All this adds up to limit my engagement, to cloud my listening ability. I can hear but I’m not listening.
Listening is a difficult skill to master. Made even more complicated by the sound-byte outrages of social media culture. I don’t feel that I have ever been able to listen properly. I want to practice the quietening of my own thoughts and be more fully engaged, whether in conversation, in watching videos and movies and to attempt that euphoric emotion when really listening to music.
I keep reminding myself to talk less, to shut up a little. Not to jump into what I want to say, to make my point or to win the argument. Just listen. And think.
Damn, this was hard to write today. It’s probably reflected in the scattered approach and execution. But every day I accept the challenge. Put words down on paper. Get thoughts out. Think, until clarity.
Hello and welcome to inconclusive arguments in today’s conference we have a psychologist, a guru, an athlete, a freak, a scientist, a dictator, an anarchist, a mass murderer, a composer, a human vegetable, and a complete outsider. let’s open the discussion with you, er huh what gives? that look of revelation on the athlete’s face – the complete outsider is the centre of attention – just what is the human vegetable doing to the psychologist, the freak is eating the mass murderer, o my god terrifying vistas of reality and our position therein are being opened up to us all, this is the worst thing that’s happened to mankind and in the studio they’ve opted for a new dark age but your commentator has gone stark staring mad.
– New Dark Age by Rudimentary Peni
I am so happy and grateful to have put myself on a better path. It’s a struggle but it will be worth it.
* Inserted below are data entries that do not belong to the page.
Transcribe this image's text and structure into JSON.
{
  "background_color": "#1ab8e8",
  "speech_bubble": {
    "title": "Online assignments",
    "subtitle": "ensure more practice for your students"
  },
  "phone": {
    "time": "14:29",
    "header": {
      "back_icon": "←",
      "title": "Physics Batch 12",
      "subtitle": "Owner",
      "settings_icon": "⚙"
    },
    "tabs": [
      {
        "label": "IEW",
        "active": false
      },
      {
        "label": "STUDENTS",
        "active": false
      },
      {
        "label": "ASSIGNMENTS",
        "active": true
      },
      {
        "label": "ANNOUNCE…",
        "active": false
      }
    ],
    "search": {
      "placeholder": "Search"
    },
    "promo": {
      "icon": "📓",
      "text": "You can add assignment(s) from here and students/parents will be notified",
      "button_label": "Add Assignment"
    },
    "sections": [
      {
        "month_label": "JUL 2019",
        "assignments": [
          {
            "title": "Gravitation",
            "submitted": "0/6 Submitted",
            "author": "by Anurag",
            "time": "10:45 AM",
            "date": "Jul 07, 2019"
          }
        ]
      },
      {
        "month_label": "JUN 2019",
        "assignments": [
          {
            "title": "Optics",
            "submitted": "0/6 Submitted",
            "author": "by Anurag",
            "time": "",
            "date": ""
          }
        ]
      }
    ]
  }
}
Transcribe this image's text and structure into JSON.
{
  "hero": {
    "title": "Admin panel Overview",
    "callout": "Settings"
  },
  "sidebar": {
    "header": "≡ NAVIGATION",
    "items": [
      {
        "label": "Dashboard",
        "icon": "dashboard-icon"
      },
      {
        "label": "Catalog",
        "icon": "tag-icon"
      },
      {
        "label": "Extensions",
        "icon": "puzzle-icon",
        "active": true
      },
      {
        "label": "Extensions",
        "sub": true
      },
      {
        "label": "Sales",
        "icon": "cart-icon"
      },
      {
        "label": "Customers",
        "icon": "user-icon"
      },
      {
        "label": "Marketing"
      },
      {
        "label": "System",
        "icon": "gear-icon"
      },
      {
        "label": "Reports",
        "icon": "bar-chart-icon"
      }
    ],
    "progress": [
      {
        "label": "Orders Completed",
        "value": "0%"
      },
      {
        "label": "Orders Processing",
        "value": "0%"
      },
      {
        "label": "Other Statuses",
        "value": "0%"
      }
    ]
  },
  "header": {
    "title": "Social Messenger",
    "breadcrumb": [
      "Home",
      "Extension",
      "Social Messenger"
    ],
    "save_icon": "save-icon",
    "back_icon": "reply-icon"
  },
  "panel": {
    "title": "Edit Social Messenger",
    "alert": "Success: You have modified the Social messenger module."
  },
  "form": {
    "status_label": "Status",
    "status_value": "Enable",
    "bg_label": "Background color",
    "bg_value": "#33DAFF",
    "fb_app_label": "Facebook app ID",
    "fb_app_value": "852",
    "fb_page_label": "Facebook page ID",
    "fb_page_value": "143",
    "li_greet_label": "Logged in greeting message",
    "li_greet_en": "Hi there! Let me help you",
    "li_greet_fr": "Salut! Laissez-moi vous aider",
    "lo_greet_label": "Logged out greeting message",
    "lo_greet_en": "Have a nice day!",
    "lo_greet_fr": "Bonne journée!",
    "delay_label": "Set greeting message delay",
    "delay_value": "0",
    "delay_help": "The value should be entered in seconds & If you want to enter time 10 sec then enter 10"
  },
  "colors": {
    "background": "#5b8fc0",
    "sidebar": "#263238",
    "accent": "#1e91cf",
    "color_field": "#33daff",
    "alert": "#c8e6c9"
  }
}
I am so happy and grateful for the opportunity to apply to a new school today. I’m hopeful I can make a good impression